Core concept: “This fun little book will help you figure out if you’re in a Dip that’s worthy of your time, effort, and talents. If you are, The Dip will inspire you to hang tough. If not, it will help you find the courage to quit-so you can be number one at something else.”
Godin will always make you think – probably more than any modern business author. His books always inspire “I’ve never thought about that before”. However, a lot Godin’s stuff is not all that actionable – more theory and concepts than changing behavior. The exception is “The Dip”. My good friend and relevance filter Tac Anderson gave me a copy several years ago when I was in a transitionary phase in my career as a consultant. Like many of the books on this list, it was a quick read. However, it fundamentally changed my thinking on excellence and career fulfillment. I use the principles in the book as part of any strategy-related discussion for my clients as well as my brand.
Core concept: “Why do some ideas thrive while others die? The brothers Heath reveal the anatomy of ideas that stick and explain ways to make ideas stickier, such as applying the “human scale principle,” using the “Velcro Theory of Memory,” and creating “curiosity gaps.”

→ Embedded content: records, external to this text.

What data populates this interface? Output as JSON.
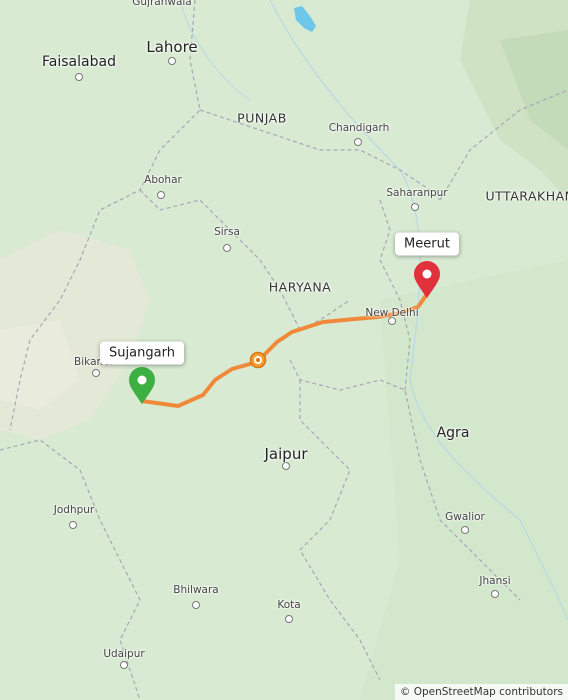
{
  "map": {
    "cities_large": [
      "Lahore",
      "Faisalabad",
      "Jaipur",
      "Agra"
    ],
    "cities_small": [
      "Chandigarh",
      "Abohar",
      "Saharanpur",
      "Sirsa",
      "New Delhi",
      "Bikaner",
      "Jodhpur",
      "Gwalior",
      "Bhilwara",
      "Jhansi",
      "Kota",
      "Udaipur",
      "Gujranwala"
    ],
    "regions": [
      "PUNJAB",
      "HARYANA",
      "UTTARAKHAN"
    ],
    "route": {
      "origin": "Sujangarh",
      "destination": "Meerut",
      "color": "#f08a3a",
      "origin_marker_color": "#3cb043",
      "destination_marker_color": "#e0313c",
      "shield_color": "#f08a1c"
    },
    "attribution": "© OpenStreetMap contributors"
  }
}
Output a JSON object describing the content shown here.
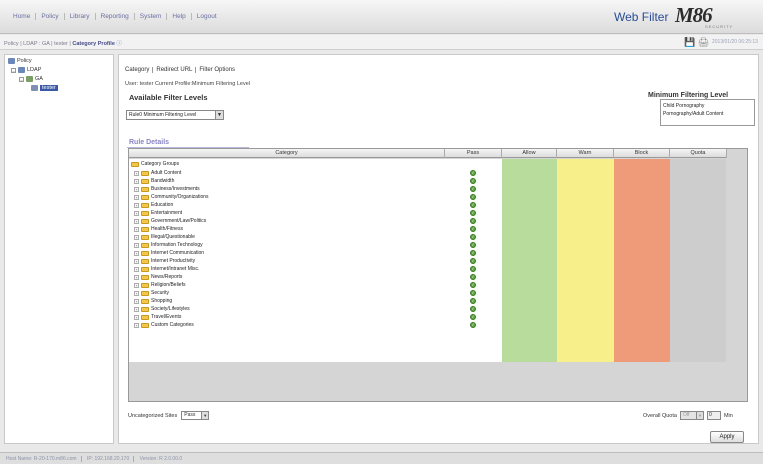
{
  "nav": [
    "Home",
    "Policy",
    "Library",
    "Reporting",
    "System",
    "Help",
    "Logout"
  ],
  "product": "Web Filter",
  "logo": {
    "mark": "M86",
    "sub": "SECURITY"
  },
  "breadcrumb": {
    "path": "Policy | LDAP : GA | tester | ",
    "current": "Category Profile"
  },
  "timestamp": "2013/01/20 06:25:13",
  "tree": {
    "root": "Policy",
    "ldap": "LDAP",
    "ga": "GA",
    "user": "tester"
  },
  "tabs": [
    "Category",
    "Redirect URL",
    "Filter Options"
  ],
  "user_line": "User: tester   Current Profile:Minimum Filtering Level",
  "available_title": "Available Filter Levels",
  "filter_level_selected": "Rule0 Minimum Filtering Level",
  "min_title": "Minimum Filtering Level",
  "min_items": [
    "Child Pornography",
    "Pornography/Adult Content"
  ],
  "rule_title": "Rule Details",
  "columns": [
    "Category",
    "Pass",
    "Allow",
    "Warn",
    "Block",
    "Quota"
  ],
  "column_colors": {
    "allow": "#b8dc9c",
    "warn": "#f7f08a",
    "block": "#ef9a78",
    "quota": "#cdcdcd"
  },
  "group_label": "Category Groups",
  "categories": [
    "Adult Content",
    "Bandwidth",
    "Business/Investments",
    "Community/Organizations",
    "Education",
    "Entertainment",
    "Government/Law/Politics",
    "Health/Fitness",
    "Illegal/Questionable",
    "Information Technology",
    "Internet Communication",
    "Internet Productivity",
    "Internet/Intranet Misc.",
    "News/Reports",
    "Religion/Beliefs",
    "Security",
    "Shopping",
    "Society/Lifestyles",
    "Travel/Events",
    "Custom Categories"
  ],
  "uncategorized_label": "Uncategorized Sites",
  "uncategorized_value": "Pass",
  "overall_quota_label": "Overall Quota",
  "overall_quota_value": "Off",
  "quota_minutes": "0",
  "quota_unit": "Min",
  "apply_label": "Apply",
  "status": [
    "Host Name: R-20-170.m86.com",
    "IP: 192.168.20.170",
    "Version: R 2.0.00.0"
  ]
}
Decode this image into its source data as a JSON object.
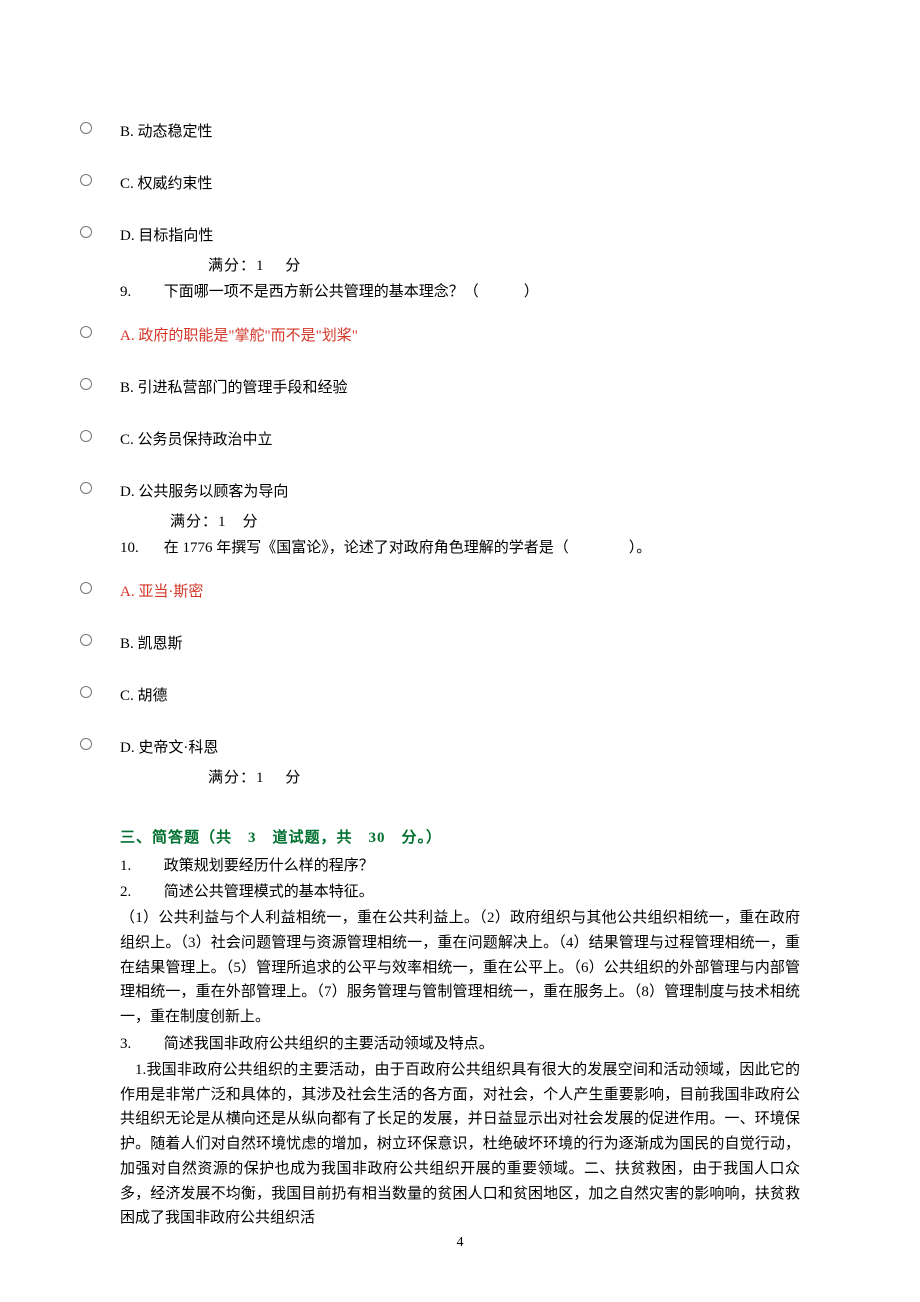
{
  "q8_options": {
    "b": "B. 动态稳定性",
    "c": "C. 权威约束性",
    "d": "D. 目标指向性"
  },
  "q8_score": "满分：1　 分",
  "q9": {
    "num": "9.",
    "text": "下面哪一项不是西方新公共管理的基本理念？（　　　）",
    "a": "A. 政府的职能是\"掌舵\"而不是\"划桨\"",
    "b": "B. 引进私营部门的管理手段和经验",
    "c": "C. 公务员保持政治中立",
    "d": "D. 公共服务以顾客为导向",
    "score": "满分：1　分"
  },
  "q10": {
    "num": "10.",
    "text": "在 1776 年撰写《国富论》，论述了对政府角色理解的学者是（　　　　）。",
    "a": "A. 亚当·斯密",
    "b": "B. 凯恩斯",
    "c": "C. 胡德",
    "d": "D. 史帝文·科恩",
    "score": "满分：1　 分"
  },
  "section3": {
    "title": "三、简答题（共　3　道试题，共　30　分。）",
    "q1": {
      "num": "1.",
      "text": "政策规划要经历什么样的程序？"
    },
    "q2": {
      "num": "2.",
      "text": "简述公共管理模式的基本特征。",
      "answer": "（1）公共利益与个人利益相统一，重在公共利益上。（2）政府组织与其他公共组织相统一，重在政府组织上。（3）社会问题管理与资源管理相统一，重在问题解决上。（4）结果管理与过程管理相统一，重在结果管理上。（5）管理所追求的公平与效率相统一，重在公平上。（6）公共组织的外部管理与内部管理相统一，重在外部管理上。（7）服务管理与管制管理相统一，重在服务上。（8）管理制度与技术相统一，重在制度创新上。"
    },
    "q3": {
      "num": "3.",
      "text": "简述我国非政府公共组织的主要活动领域及特点。",
      "answer": "1.我国非政府公共组织的主要活动，由于百政府公共组织具有很大的发展空间和活动领域，因此它的作用是非常广泛和具体的，其涉及社会生活的各方面，对社会，个人产生重要影响，目前我国非政府公共组织无论是从横向还是从纵向都有了长足的发展，并日益显示出对社会发展的促进作用。一、环境保护。随着人们对自然环境忧虑的增加，树立环保意识，杜绝破坏环境的行为逐渐成为国民的自觉行动，加强对自然资源的保护也成为我国非政府公共组织开展的重要领域。二、扶贫救困，由于我国人口众多，经济发展不均衡，我国目前扔有相当数量的贫困人口和贫困地区，加之自然灾害的影响响，扶贫救困成了我国非政府公共组织活"
    }
  },
  "page_number": "4"
}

This is the best business book I’ve ever read. I actually listened to it first – then bought the actual book. It’s the only business book I’ve read more than twice. This book caused me to shift my entire consulting methodology away from promoting products for my clients to promoting (and discovering) ideas. This is because great brands are ultimately ideas. As such, I use (with proper credit) their 7 elements of an idea in my consulting sessions. A brilliant, yet simple read.
Core Concept: “In studying the leaders who’ve had the greatest influence in the world, Simon Sinek discovered that they all think, act, and communicate in the exact same way — and it’s the complete opposite of what everyone else does. And it all starts with “why.”
As friends and clients can attest to, this book is probably the one I quote the most. Simon’s book is a profound blend of inspiration, communication, and behavior – all critical elements of effective branding. Simon’s “Why?” principle gets at the heart of what creates a great brand. Like bacon goes with eggs, it blends perfectly with “Made to Stick” – providing a robust set of concepts for discovering and promoting ideas.
Core Concept: The Go Giver tells the story of an ambitious young man named Joe who yearns for success. Joe learns that changing his focus from getting to giving—putting others’ interests first and continually adding value to their lives—ultimately leads to unexpected returns.
Core Concept: Bestselling author Dr. Gary Chapman guides couples in identifying, understanding, and speaking their spouse’s primary love language—quality time, words of affirmation, gifts, acts of service, or physical touch.
Although obviously written as a relationship/marriage book, this is also a business book. More specifically, it is a book on how to create an internal culture that becomes a differentiator for your brand. I’m sure that Dr Chapman didn’t write it with this intent, but the principles apply to branding, culture, customer experience, employee recruiting, etc. Why? Because all of these areas involve people – and how they relate to each other. Each of the “Love Languages” are manifested in business settings as well – and when you understand this, it will fundamentally change how you interact with your employees, customers, and influencers.
Of course, after you’ve read all of these books, don’t forget to read “Oatmeal v Bacon”.